Records from a dataset

:::::

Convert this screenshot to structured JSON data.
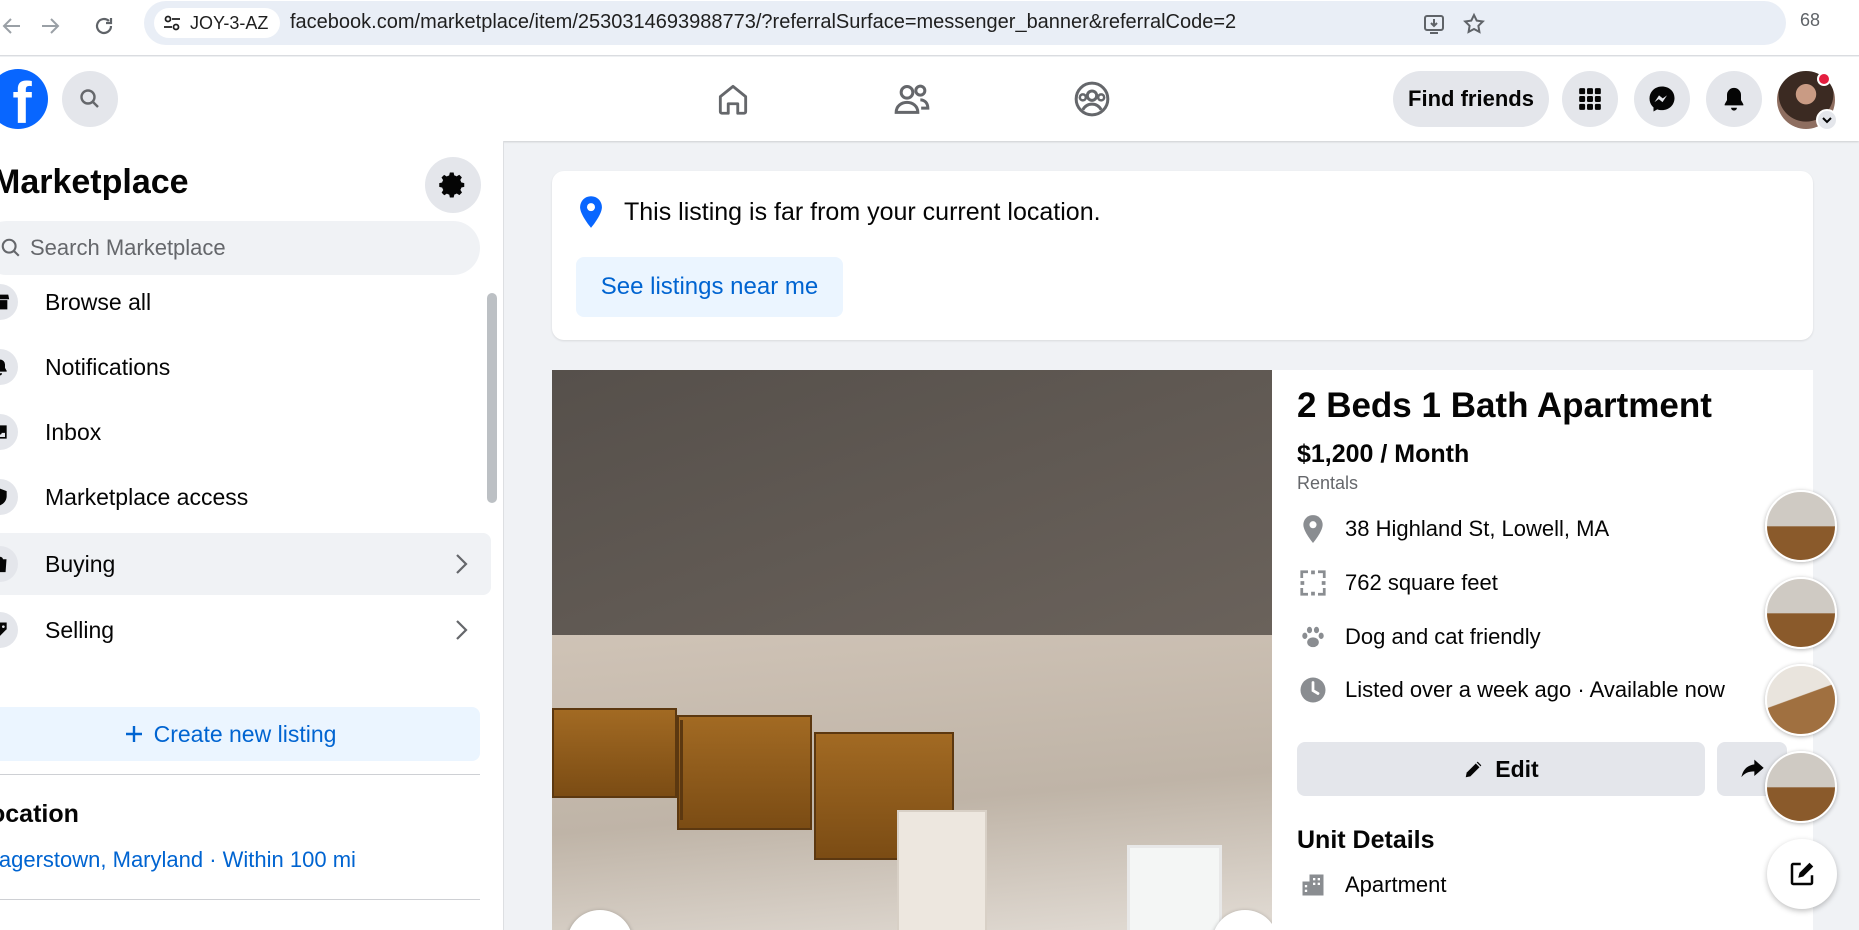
{
  "browser": {
    "site_chip_label": "JOY-3-AZ",
    "url": "facebook.com/marketplace/item/2530314693988773/?referralSurface=messenger_banner&referralCode=2",
    "extensions_count": "68"
  },
  "topnav": {
    "logo_letter": "f",
    "find_friends_label": "Find friends"
  },
  "sidebar": {
    "title": "Marketplace",
    "search_placeholder": "Search Marketplace",
    "items": [
      {
        "label": "Browse all"
      },
      {
        "label": "Notifications"
      },
      {
        "label": "Inbox"
      },
      {
        "label": "Marketplace access"
      },
      {
        "label": "Buying"
      },
      {
        "label": "Selling"
      }
    ],
    "create_listing_label": "Create new listing",
    "location_heading": "ocation",
    "location_value": "lagerstown, Maryland · Within 100 mi"
  },
  "banner": {
    "message": "This listing is far from your current location.",
    "button_label": "See listings near me"
  },
  "listing": {
    "title": "2 Beds 1 Bath Apartment",
    "price": "$1,200 / Month",
    "category": "Rentals",
    "attributes": [
      {
        "icon": "location-pin-icon",
        "text": "38 Highland St, Lowell, MA"
      },
      {
        "icon": "square-feet-icon",
        "text": "762 square feet"
      },
      {
        "icon": "paw-icon",
        "text": "Dog and cat friendly"
      },
      {
        "icon": "clock-icon",
        "text": "Listed over a week ago · Available now"
      }
    ],
    "edit_label": "Edit",
    "unit_details_heading": "Unit Details",
    "unit_type": "Apartment"
  },
  "colors": {
    "brand": "#0866ff",
    "link": "#0064d1",
    "light_blue_bg": "#ebf5ff",
    "grey_button": "#e4e6eb",
    "page_bg": "#f0f2f5"
  }
}
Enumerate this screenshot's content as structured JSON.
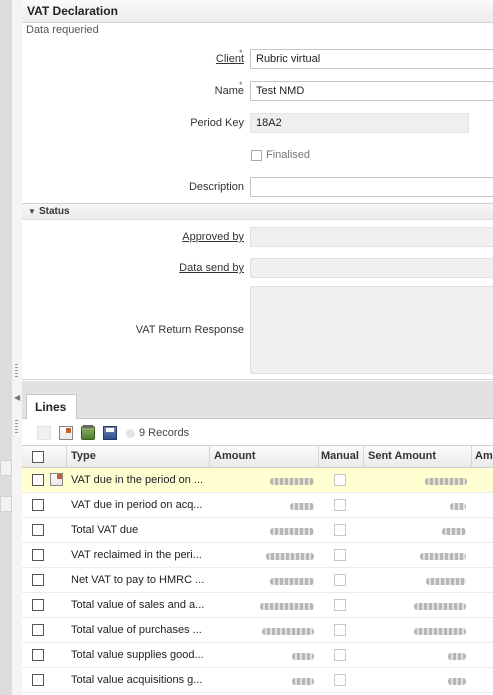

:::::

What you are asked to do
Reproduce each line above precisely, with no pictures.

Written solution
Convert this screenshot to structured JSON data.
{
  "browser": {
    "site_chip_label": "JOY-3-AZ",
    "url": "facebook.com/marketplace/item/2530314693988773/?referralSurface=messenger_banner&referralCode=2",
    "extensions_count": "68"
  },
  "topnav": {
    "logo_letter": "f",
    "find_friends_label": "Find friends"
  },
  "sidebar": {
    "title": "Marketplace",
    "search_placeholder": "Search Marketplace",
    "items": [
      {
        "label": "Browse all"
      },
      {
        "label": "Notifications"
      },
      {
        "label": "Inbox"
      },
      {
        "label": "Marketplace access"
      },
      {
        "label": "Buying"
      },
      {
        "label": "Selling"
      }
    ],
    "create_listing_label": "Create new listing",
    "location_heading": "ocation",
    "location_value": "lagerstown, Maryland · Within 100 mi"
  },
  "banner": {
    "message": "This listing is far from your current location.",
    "button_label": "See listings near me"
  },
  "listing": {
    "title": "2 Beds 1 Bath Apartment",
    "price": "$1,200 / Month",
    "category": "Rentals",
    "attributes": [
      {
        "icon": "location-pin-icon",
        "text": "38 Highland St, Lowell, MA"
      },
      {
        "icon": "square-feet-icon",
        "text": "762 square feet"
      },
      {
        "icon": "paw-icon",
        "text": "Dog and cat friendly"
      },
      {
        "icon": "clock-icon",
        "text": "Listed over a week ago · Available now"
      }
    ],
    "edit_label": "Edit",
    "unit_details_heading": "Unit Details",
    "unit_type": "Apartment"
  },
  "colors": {
    "brand": "#0866ff",
    "link": "#0064d1",
    "light_blue_bg": "#ebf5ff",
    "grey_button": "#e4e6eb",
    "page_bg": "#f0f2f5"
  }
}
Enumerate this screenshot's content as structured JSON.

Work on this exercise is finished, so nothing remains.